BEGIN Given records

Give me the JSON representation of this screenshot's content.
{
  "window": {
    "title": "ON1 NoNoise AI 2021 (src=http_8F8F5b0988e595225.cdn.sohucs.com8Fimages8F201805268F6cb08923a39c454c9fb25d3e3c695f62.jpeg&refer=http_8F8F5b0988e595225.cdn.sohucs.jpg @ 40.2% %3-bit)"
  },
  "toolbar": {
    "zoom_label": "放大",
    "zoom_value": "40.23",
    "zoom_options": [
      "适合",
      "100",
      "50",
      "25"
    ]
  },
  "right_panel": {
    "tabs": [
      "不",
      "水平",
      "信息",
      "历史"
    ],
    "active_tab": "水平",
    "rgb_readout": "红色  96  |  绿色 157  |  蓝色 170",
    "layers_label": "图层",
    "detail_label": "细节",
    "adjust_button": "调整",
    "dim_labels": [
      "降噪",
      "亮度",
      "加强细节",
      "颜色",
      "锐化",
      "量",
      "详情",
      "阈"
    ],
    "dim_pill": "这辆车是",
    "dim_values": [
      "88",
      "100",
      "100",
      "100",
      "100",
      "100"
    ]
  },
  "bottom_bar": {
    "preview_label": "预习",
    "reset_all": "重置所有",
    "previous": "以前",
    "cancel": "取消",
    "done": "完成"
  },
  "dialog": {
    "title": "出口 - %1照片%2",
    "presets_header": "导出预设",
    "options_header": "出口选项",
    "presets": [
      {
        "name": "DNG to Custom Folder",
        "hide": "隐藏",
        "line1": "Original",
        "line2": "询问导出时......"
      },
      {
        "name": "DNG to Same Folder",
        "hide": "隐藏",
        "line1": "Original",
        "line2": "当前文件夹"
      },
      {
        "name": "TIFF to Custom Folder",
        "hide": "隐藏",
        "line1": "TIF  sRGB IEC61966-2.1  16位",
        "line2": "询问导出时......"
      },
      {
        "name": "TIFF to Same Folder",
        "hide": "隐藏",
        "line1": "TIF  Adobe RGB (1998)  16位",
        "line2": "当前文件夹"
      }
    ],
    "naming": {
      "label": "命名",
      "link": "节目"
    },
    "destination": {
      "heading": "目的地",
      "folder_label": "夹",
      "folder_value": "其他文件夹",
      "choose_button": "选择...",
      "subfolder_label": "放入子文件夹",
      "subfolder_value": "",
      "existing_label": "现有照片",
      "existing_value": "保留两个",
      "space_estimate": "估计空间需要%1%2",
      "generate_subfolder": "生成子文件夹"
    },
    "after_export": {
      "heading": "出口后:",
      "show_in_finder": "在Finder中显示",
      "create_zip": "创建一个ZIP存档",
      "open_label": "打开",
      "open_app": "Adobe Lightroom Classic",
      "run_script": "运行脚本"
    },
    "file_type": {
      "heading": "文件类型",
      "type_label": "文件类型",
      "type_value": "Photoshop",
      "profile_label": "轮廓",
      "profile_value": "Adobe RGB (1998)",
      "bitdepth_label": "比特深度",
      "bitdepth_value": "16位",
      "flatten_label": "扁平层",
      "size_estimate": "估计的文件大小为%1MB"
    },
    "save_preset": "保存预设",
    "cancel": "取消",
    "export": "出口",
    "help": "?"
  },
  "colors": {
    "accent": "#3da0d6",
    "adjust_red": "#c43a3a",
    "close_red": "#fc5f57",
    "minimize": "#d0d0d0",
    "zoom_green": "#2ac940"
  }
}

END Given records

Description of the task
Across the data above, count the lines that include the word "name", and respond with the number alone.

Answer to this task
4